Composting takes 8-16 weeks depending on the quality of the feedstocks. During this time, routine measurements of temperature, pH and moisture content are made to see how well the mixtures of feedstock materials are performing. We also sample the compost to study the dynamics of carbon, nitrogen and phosphorus, and to follow that fate of any organic or heavy metal pollutants that may have been present in the feedstock materials. Routine microbiological analyses include checking for coliforms and salmonella that should be destroyed during the thermophillic phase of composting.

Figure 7. Inserting a Tinytag temperature probe with radio transmitter.

4) Opening the composting vessels

“Behold this compost! Behold it well…! It grows such sweet things out of such corruptions….”
Walt Whitman

When composting is complete, the EcoPODs are opened (Figure 8) and the compost is again mixed using the cattle feed mixer wagon before being left to to mature in the open for one month. The mass of the feedstock materials will have decreased by between 30 and 50 % during composting as microorganisms convert the organic carbon to carbon dioxide, which is lost to the atmosphere.

Figure 8. Opening the EcoPODs, the plastic will be baled and recycled.

The finished product!

The finished compost is applied to the trial sites giving a depth of between 5 and 10 cm depending on requirements of the habitat being restored. The compost is allowed to settle for several weeks before the site is planted or seeded with native species, the growth of which will be monitored for at least 2 years.

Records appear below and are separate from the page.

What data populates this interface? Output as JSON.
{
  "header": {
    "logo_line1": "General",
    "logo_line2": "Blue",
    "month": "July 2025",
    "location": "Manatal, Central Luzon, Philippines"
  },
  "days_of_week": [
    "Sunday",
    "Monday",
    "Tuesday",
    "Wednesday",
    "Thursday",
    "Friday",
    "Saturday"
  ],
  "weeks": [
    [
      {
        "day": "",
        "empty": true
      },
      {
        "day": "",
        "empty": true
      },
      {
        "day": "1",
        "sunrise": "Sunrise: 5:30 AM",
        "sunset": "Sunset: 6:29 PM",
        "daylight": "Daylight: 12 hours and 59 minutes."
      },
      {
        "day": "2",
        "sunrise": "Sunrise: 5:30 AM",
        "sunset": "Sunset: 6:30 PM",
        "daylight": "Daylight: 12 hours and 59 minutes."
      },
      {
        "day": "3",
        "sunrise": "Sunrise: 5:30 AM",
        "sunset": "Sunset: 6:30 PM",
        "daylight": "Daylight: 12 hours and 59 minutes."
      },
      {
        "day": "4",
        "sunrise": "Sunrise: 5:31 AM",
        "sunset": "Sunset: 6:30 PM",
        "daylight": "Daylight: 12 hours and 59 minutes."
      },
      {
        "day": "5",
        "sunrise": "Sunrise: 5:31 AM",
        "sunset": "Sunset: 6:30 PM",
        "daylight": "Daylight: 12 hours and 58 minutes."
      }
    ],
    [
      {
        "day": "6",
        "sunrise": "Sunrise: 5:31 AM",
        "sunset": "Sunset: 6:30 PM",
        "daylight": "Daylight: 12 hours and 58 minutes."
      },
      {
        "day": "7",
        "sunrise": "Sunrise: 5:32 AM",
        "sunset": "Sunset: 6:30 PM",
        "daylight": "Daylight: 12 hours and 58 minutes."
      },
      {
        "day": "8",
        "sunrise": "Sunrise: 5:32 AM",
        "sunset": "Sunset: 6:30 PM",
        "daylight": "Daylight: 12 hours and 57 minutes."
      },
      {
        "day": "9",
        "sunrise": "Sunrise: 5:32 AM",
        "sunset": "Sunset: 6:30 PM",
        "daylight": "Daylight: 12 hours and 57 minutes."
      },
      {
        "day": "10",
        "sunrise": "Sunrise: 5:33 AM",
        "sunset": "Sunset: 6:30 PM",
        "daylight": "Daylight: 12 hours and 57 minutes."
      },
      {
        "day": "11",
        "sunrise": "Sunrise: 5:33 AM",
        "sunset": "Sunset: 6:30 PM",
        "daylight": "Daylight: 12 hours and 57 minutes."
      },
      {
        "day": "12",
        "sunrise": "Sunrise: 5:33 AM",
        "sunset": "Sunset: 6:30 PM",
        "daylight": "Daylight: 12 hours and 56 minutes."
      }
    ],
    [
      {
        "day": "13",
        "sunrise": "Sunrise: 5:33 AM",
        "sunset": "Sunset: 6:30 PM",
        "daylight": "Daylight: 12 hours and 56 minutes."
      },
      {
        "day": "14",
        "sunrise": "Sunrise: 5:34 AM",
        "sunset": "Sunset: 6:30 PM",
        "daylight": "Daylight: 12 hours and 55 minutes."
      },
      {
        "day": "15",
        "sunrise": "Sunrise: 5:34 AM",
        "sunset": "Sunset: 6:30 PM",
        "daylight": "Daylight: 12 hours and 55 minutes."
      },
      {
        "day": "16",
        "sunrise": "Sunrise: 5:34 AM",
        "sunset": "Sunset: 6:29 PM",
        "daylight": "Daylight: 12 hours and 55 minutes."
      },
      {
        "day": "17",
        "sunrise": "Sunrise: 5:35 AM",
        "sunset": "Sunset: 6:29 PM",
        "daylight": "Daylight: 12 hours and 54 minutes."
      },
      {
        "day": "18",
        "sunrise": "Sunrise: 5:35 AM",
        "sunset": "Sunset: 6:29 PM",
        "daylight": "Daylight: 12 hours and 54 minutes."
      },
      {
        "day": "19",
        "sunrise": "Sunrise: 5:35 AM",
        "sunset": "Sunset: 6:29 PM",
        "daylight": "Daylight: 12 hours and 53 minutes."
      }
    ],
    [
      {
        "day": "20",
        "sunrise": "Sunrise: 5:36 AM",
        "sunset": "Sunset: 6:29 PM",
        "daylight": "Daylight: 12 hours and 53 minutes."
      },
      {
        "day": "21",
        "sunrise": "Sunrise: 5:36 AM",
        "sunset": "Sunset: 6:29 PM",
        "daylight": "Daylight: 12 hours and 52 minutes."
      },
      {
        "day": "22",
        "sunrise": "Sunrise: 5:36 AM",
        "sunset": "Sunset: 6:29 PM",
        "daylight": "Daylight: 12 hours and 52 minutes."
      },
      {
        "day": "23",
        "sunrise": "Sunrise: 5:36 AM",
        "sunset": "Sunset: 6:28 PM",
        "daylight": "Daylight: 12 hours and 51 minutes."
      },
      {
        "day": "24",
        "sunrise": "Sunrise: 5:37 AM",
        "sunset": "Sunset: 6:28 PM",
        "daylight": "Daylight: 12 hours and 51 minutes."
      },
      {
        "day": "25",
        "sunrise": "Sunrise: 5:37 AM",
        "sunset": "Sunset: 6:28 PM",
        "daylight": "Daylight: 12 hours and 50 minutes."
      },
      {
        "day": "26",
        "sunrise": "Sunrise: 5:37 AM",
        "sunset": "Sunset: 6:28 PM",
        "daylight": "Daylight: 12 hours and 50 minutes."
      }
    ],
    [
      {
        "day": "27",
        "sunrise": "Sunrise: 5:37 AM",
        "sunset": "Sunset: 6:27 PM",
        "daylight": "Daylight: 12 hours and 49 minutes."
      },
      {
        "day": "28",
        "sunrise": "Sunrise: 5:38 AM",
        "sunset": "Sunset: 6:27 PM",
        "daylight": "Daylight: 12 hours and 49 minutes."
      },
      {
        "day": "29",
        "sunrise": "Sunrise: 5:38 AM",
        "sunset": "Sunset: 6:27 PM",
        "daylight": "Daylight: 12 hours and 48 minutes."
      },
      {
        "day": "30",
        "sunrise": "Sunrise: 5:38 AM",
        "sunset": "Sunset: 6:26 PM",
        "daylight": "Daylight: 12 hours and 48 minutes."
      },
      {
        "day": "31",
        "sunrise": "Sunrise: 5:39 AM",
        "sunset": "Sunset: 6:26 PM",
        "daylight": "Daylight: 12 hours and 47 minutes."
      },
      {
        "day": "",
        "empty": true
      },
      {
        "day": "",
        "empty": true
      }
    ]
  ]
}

1) United Nations, Framework Convention on Climate Change (1996). Subsidiary Body for Scientific and Technological Advice, National Communications. Geneva, Switzerland.